04/05/2018

What is a Transitional Care Coordinator?

These registered nurses help patients with home health care before they even leave the hospital

Being discharged from the hospital typically implies good news for most patients. For some, it also may mean a new routine, new medication and lots of questions.

A Transitional Care Coordinator can answer any questions and manage expectations for those patients leaving the hospital and getting the services of home health care. 

Gerald Hill
Gerald Hill, St. Joseph’s/Candler Director of Home Health Care

St. Joseph’s/Candler offers home health care for eligible patients that need assistance in the home whether with a skilled nurse, physical or occupational therapist or social worker. Patients eligible or interested in home health care may be referred to a Transitional Care Coordinator prior to their discharge from the hospital.

Related Article: How do you know if you or a loved one qualifies for home health care? 

Transitional Care Coordinators are responsible for assisting the patient and caregivers in the process of navigating a safe transition from hospital to home health care. They do this by:

  • assessing the patients’ and caregivers’ areas of need, such as medical equipment, medication, social and emotional issues, transportation or meals;
  • providing information and education regarding what services are available and beneficial; and
  • coordinating the implementation of those services.

“They function as a trusted point of contact for that patient and caregiver for any questions or concerns,” says Gerald Hill, St. Joseph’s/Candler Director of Home Health Care. “This relationship results in less anxiety and stress for the patient and family as they now know exactly what and when things will happen when they get home.”

There is one Transitional Care Coordinator at each hospital. Kelly Wingate is at St. Joseph’s and Helen Slaven works at Candler. These nurses meet with patients after receiving a referral from a case manager or at the request of another staff member who has a patient interested in home health care.

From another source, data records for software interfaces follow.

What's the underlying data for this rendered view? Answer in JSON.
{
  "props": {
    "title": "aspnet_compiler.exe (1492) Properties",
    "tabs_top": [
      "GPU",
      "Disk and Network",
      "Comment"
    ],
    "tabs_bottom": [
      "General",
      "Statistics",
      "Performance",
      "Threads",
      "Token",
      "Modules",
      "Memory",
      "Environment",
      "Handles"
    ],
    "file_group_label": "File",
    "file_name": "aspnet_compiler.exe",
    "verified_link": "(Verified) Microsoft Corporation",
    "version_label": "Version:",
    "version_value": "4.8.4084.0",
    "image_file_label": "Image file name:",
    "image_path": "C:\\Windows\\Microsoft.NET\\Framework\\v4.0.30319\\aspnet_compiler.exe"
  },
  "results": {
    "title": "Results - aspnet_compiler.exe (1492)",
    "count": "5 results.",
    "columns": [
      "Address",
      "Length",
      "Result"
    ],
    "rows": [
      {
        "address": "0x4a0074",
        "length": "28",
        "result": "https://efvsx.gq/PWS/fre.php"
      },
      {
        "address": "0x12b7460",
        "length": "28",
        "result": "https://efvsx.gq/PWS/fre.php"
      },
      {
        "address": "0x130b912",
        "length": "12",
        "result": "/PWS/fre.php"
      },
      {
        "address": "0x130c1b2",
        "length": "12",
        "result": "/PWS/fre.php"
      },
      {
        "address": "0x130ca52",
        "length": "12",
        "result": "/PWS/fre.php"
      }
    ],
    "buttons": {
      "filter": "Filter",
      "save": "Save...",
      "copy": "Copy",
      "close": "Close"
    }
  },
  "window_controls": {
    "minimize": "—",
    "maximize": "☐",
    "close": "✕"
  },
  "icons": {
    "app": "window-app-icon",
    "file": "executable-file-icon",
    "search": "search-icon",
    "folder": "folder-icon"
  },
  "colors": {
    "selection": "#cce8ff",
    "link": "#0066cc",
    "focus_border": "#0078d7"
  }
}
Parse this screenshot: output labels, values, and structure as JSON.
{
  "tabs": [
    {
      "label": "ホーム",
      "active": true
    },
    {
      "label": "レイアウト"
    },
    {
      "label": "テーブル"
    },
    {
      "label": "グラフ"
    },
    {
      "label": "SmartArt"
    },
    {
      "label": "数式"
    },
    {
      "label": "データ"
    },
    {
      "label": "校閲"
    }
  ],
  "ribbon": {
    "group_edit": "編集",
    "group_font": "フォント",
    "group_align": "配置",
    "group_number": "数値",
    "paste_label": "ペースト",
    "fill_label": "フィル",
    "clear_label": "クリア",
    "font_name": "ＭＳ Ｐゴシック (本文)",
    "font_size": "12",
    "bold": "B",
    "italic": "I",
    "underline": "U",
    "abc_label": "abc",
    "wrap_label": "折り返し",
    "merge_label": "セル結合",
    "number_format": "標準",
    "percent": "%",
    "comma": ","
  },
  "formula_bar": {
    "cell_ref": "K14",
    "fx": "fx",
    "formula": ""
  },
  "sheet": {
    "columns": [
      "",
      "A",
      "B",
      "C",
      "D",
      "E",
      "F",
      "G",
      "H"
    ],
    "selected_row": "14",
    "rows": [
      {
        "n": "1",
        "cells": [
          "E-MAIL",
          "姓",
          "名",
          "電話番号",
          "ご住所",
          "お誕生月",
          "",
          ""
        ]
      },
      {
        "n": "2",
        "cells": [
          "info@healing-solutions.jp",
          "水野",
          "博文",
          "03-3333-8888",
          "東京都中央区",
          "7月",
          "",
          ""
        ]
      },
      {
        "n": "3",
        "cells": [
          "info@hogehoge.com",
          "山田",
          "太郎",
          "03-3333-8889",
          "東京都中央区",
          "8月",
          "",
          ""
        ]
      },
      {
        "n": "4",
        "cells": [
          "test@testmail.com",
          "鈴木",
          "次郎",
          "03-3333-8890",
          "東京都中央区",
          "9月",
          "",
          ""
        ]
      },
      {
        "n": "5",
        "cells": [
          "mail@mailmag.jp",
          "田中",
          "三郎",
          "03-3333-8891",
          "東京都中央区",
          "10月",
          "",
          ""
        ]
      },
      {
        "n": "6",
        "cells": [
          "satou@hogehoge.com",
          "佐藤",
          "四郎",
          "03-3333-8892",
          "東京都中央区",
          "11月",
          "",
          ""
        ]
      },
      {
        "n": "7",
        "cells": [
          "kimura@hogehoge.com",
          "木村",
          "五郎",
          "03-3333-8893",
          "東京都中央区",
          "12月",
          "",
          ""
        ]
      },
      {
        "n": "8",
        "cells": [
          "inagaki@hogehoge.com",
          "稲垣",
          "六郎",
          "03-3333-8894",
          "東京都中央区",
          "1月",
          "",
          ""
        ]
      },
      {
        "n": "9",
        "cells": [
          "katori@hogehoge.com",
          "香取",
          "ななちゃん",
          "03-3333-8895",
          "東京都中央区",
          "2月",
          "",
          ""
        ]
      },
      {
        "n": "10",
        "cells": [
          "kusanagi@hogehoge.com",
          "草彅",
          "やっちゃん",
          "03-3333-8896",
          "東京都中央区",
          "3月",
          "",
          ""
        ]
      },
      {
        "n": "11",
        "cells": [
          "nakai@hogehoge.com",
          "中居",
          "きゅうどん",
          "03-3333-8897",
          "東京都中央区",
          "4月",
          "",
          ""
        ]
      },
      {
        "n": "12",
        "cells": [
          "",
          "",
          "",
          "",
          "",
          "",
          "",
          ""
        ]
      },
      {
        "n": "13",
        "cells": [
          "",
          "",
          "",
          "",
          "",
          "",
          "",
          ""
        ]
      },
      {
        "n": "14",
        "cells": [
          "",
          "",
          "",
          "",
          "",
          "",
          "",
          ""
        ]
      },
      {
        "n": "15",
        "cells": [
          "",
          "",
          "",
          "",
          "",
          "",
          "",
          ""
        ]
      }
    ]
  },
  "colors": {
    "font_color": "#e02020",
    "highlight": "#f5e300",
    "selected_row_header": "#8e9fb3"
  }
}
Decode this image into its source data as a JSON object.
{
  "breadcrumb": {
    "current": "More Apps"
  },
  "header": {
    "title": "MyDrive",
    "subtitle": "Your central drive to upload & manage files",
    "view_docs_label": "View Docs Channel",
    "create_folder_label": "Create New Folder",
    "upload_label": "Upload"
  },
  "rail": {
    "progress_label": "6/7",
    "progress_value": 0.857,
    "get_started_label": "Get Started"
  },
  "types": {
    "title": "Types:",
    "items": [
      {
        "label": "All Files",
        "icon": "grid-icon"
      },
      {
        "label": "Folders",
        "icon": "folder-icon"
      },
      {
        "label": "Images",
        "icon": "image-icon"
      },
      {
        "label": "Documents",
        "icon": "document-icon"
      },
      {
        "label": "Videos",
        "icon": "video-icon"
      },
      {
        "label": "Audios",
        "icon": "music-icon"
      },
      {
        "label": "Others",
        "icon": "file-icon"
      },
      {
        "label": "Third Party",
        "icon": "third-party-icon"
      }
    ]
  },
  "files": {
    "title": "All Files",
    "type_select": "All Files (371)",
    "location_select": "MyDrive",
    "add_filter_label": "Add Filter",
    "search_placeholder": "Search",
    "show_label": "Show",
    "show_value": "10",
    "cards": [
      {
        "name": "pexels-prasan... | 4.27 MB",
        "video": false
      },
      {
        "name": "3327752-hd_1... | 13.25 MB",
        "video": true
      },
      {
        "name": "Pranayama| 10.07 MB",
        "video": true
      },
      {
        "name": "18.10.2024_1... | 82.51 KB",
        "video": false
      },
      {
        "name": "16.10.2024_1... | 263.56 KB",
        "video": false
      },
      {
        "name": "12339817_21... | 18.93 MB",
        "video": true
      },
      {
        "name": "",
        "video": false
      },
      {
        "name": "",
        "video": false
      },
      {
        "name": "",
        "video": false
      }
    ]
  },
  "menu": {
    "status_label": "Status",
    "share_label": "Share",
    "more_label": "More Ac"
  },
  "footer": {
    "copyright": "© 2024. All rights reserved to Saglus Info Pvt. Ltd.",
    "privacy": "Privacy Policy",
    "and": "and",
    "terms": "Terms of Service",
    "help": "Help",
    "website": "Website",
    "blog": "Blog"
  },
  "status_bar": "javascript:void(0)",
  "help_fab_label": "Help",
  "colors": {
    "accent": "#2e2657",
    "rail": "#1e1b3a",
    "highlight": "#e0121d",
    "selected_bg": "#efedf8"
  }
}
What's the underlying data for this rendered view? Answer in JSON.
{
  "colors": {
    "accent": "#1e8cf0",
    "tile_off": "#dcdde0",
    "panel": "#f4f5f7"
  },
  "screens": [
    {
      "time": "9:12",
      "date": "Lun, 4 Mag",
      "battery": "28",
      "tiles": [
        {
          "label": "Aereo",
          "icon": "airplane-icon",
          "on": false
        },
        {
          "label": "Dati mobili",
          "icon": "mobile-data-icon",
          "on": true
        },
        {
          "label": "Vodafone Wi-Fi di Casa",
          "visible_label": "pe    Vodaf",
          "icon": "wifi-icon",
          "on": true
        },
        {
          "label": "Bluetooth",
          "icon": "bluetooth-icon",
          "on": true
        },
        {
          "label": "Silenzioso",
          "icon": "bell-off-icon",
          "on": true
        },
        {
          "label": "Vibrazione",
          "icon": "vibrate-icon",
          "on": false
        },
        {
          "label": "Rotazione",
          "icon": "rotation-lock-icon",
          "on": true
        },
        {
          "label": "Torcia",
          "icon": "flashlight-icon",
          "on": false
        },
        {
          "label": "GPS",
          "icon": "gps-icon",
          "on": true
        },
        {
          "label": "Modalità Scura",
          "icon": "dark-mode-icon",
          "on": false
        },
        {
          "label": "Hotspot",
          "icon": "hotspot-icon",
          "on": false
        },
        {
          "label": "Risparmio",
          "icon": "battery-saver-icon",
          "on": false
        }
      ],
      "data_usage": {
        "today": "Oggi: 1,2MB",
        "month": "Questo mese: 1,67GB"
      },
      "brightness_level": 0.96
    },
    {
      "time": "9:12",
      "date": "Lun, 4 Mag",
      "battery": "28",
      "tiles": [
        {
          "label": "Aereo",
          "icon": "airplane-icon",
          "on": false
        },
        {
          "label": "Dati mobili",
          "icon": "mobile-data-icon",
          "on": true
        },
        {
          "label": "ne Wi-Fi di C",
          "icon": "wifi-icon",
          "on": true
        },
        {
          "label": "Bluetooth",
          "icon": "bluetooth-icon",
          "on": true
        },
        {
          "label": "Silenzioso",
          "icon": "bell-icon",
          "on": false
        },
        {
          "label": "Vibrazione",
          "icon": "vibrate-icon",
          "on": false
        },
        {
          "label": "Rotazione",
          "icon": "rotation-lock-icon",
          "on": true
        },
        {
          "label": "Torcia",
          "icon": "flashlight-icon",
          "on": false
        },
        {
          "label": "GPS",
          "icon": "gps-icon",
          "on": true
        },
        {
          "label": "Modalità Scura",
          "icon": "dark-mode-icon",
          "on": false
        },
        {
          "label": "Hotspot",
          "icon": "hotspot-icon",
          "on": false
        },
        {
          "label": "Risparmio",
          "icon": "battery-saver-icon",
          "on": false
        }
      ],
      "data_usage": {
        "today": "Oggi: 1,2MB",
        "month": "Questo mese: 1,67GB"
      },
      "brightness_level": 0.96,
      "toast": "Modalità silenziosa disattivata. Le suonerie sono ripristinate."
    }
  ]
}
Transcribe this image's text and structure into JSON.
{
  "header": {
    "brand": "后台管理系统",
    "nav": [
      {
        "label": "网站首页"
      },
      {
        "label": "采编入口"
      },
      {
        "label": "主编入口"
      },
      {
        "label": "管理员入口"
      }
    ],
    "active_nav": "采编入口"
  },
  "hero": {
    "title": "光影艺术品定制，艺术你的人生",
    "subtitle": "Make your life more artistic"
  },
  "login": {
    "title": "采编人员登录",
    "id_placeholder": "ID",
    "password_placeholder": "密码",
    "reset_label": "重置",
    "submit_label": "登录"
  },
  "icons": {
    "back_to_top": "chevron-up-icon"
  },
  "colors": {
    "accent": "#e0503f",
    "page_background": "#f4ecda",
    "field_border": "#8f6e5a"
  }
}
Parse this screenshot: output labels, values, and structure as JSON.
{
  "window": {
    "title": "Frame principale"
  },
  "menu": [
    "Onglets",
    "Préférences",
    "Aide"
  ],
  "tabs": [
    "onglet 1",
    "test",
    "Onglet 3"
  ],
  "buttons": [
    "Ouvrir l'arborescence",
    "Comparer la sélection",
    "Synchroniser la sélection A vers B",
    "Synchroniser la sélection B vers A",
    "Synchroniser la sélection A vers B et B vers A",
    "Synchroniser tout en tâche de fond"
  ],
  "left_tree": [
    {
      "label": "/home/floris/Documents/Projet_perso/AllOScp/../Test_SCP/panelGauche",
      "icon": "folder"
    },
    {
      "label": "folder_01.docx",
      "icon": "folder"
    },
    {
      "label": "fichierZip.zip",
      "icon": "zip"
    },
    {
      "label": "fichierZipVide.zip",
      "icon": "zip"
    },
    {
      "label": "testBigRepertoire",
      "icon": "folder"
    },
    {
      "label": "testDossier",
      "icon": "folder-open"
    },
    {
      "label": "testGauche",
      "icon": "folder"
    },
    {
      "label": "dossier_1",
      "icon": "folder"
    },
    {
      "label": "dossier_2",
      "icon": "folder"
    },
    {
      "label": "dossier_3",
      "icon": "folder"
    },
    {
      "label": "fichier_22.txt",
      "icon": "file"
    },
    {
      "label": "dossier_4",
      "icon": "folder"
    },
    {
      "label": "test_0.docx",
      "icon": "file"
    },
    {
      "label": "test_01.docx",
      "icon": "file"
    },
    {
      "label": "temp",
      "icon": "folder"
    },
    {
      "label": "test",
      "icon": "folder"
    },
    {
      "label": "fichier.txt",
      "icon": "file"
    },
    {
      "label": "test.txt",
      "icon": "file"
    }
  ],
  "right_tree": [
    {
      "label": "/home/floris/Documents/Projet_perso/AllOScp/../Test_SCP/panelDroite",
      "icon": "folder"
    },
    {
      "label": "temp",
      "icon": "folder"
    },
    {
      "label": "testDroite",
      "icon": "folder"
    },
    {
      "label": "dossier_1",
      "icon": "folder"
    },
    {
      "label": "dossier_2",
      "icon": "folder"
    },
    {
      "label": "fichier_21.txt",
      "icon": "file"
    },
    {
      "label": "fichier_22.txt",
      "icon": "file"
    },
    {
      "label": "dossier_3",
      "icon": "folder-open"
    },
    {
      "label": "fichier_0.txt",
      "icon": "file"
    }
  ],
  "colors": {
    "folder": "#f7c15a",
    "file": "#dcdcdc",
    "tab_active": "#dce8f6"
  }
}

Home health care is a great option for patients wanting to avoid extended hospital stays or time spent at a skilled nursing facility. Home health care is typically less expensive and more convenient, and patients tend to be happier and more at ease in the comfort of their own home, Hill says.

St. Joseph’s/Candler Home Health Care takes a total-patient approach to treatment, meaning we develop specialized plans of care that are most appropriate for each patient’s individual needs and level of functioning. This often begins with the Transitional Care Coordinators.

“How I explain it to patients is if we put a home health nurse in place when they go home then we can be the eyes and ears for the doctor, and we can also give the patient and family a resource that they can keep tapping into knowing we are out there a few times a week checking on the patient,” Slaven says.

A lot of the Transitional Care Coordinator’s job is explaining home health and correcting any misconceptions. For example, Slaven says a lot of patients think a home health nurse will move in and be present around the clock. That’s not the case. Depending on a patient’s condition, he or she may see a home health nurse once a week or three times a week. The length of service also varies and can be as short as two weeks or as long as a couple of years, Slaven says.

Helen Slaven
Helen Slaven, Transitional Care Coordinator at Candler Hospital 

Related Article: Six myths about home health care

“There’s so much anxiety before people go home, and it means so much that I can go in a day or two before and let them know we got this,” Slaven says. “People are a lot happier about leaving and going home if they know that support is already set up and ready to go.”

What is the impact of home health transitional care for patients?

St. Joseph’s/Candler implemented Transitional Care Coordinators about two years ago. The main goal is to cut back on hospital readmissions and/or trips to the emergency department. The cost of an ED visit and one over night stay is the equivalent of four months of home health, Slaven says.

Other benefits to transitional care include:

  • Higher patient satisfaction resulting from better communication – increased knowledge and decreased stress/anxiety
  • Improved and more timely patient care and better outcomes
  • Quicker recovery time post-hospitalization
  • Lower healthcare costs

“Change is hard, especially after surgery, an illness or a new diagnosis,” Hill says. “Patients are sometimes in a vulnerable state, both physically and emotionally, and therefore retention of and the ability to understand and process information may be significantly reduced. Transitional Care Coordinators become the bridge for information before the patient leaves the hospital on how things will occur once home.”

If you think you or a loved one would benefit from a visit from one of our Transitional Care Coordinators, talk to your case manager or a nurse.

To learn more about St. Joseph’s/Candler Home Health Care, visit our website or call 1-800-942-5232. 

  • St. Joseph's Hospital Campus: 11705 Mercy Blvd., Savannah, GA 31419, (p) 912-819-4100
  • Candler Hospital Campus: 5353 Reynolds St., Savannah, GA 31405, (p) 912-819-6000
  • Find us on:

St.Joseph's Hospital Campus: 912-819-4100

Candler Hospital Campus: 912-819-6000